Exercise aim: Which lines in the listing below contain "this"? Copy each of them.

#### Available data

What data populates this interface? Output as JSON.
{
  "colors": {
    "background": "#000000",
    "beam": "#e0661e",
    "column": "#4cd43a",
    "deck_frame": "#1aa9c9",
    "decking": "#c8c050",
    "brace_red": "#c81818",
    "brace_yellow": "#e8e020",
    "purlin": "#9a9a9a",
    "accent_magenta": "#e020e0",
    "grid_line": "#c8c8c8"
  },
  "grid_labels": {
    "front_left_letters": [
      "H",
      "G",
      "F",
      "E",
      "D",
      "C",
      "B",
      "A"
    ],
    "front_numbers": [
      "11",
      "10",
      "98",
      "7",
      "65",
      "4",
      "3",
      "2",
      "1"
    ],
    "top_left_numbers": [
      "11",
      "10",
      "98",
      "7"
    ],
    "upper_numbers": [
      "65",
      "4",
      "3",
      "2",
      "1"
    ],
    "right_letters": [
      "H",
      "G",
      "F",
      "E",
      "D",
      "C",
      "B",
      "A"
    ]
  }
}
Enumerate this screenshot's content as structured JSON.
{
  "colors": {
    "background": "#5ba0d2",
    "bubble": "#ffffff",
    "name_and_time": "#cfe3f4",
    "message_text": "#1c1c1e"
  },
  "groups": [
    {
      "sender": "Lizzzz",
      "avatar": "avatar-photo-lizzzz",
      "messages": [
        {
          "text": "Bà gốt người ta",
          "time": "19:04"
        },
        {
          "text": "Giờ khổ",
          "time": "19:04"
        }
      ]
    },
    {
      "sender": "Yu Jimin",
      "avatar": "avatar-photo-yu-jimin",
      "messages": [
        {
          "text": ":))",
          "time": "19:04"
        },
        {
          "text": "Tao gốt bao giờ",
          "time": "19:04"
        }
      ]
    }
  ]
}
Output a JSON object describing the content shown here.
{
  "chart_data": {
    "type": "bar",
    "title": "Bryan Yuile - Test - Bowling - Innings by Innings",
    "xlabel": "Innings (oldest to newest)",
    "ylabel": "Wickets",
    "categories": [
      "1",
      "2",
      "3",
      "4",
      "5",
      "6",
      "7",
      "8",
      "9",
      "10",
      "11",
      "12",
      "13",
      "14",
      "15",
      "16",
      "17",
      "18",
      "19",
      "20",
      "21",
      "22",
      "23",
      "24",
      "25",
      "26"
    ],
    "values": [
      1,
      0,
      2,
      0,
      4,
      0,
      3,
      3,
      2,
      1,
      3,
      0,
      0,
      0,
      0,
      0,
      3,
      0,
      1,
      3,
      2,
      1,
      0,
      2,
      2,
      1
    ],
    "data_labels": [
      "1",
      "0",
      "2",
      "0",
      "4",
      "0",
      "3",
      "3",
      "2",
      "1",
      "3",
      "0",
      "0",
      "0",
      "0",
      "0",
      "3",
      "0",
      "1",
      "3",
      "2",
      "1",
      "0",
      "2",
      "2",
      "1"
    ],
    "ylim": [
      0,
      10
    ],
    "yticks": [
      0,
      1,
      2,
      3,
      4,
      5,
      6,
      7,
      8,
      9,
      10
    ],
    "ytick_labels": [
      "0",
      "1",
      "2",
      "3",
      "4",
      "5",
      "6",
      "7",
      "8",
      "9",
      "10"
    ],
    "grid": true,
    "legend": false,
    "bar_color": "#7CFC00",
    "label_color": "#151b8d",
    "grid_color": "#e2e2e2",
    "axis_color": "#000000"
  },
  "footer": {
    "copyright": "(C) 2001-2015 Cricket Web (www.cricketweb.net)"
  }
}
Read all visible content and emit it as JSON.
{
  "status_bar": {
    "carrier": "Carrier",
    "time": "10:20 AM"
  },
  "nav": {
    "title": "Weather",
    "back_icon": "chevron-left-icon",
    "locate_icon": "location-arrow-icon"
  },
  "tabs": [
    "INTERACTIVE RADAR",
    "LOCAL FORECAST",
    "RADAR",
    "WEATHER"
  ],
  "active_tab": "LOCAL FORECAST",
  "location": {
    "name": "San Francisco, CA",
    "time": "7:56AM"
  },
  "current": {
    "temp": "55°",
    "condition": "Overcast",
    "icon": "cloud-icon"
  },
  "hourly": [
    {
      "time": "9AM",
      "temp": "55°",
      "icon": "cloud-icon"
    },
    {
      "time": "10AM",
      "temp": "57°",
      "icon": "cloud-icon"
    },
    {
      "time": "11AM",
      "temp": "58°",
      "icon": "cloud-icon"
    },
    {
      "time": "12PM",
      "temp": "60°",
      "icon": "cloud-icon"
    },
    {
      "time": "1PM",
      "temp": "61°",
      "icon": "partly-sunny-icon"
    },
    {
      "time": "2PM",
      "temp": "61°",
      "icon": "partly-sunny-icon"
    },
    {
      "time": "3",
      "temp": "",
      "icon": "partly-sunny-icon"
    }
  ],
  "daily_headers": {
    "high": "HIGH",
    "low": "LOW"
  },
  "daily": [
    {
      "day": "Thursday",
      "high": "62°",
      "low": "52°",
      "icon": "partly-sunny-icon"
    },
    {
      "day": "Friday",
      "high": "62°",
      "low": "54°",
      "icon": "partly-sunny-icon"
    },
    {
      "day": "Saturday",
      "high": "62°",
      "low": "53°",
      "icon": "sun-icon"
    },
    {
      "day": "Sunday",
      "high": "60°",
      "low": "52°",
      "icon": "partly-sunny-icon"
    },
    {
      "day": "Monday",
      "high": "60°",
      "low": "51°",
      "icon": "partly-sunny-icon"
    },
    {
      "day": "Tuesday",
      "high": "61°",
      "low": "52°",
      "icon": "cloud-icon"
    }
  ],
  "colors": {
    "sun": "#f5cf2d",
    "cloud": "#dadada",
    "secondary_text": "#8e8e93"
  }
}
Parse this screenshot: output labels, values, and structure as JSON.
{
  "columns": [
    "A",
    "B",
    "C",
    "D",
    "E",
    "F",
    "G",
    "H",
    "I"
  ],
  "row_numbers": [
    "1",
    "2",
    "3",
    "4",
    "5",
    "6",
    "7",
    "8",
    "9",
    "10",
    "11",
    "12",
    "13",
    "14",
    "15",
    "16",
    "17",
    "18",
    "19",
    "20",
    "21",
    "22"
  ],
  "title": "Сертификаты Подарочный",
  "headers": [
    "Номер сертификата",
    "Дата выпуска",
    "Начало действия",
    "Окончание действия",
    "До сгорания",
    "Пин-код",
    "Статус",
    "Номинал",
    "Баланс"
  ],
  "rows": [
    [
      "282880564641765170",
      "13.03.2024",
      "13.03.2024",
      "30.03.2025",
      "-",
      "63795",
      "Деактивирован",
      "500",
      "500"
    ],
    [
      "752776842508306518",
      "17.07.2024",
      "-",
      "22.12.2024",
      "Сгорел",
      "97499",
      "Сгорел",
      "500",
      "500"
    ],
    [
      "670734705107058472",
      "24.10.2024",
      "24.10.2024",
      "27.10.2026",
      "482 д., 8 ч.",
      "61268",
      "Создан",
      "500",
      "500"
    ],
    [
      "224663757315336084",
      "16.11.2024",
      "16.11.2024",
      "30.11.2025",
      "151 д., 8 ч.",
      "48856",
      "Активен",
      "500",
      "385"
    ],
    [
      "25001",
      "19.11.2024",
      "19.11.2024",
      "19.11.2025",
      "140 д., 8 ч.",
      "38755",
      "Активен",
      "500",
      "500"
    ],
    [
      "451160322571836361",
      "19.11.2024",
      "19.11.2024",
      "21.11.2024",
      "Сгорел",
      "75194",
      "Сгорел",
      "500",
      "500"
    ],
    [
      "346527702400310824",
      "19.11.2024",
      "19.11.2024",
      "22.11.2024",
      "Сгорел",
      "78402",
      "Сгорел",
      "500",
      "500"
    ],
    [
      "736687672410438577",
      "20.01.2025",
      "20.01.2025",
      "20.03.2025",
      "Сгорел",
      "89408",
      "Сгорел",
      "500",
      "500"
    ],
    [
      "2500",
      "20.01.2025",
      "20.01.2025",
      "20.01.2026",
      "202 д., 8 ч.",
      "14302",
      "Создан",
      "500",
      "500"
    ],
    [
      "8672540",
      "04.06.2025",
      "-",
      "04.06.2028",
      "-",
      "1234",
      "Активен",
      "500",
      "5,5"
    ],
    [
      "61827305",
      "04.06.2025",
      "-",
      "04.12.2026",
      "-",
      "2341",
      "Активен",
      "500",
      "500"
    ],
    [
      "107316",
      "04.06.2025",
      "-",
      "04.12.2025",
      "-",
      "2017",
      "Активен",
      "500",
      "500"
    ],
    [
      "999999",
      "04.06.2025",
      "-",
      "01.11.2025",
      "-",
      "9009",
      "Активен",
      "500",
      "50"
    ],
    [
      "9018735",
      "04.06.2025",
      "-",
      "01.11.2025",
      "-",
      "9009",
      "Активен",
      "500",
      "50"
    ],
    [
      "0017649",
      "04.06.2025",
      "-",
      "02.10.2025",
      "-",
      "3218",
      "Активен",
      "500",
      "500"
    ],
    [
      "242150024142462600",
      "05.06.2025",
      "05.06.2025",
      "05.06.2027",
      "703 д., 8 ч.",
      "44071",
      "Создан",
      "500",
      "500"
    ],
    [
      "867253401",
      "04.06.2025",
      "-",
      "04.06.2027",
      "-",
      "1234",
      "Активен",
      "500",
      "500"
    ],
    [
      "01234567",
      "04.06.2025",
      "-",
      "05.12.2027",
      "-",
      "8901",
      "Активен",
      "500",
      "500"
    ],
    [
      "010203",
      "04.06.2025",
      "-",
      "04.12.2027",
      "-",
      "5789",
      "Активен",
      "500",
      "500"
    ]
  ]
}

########

Result:
What data populates this interface? Output as JSON.
Enumerate this screenshot's content as structured JSON.
Parse this screenshot: output labels, values, and structure as JSON.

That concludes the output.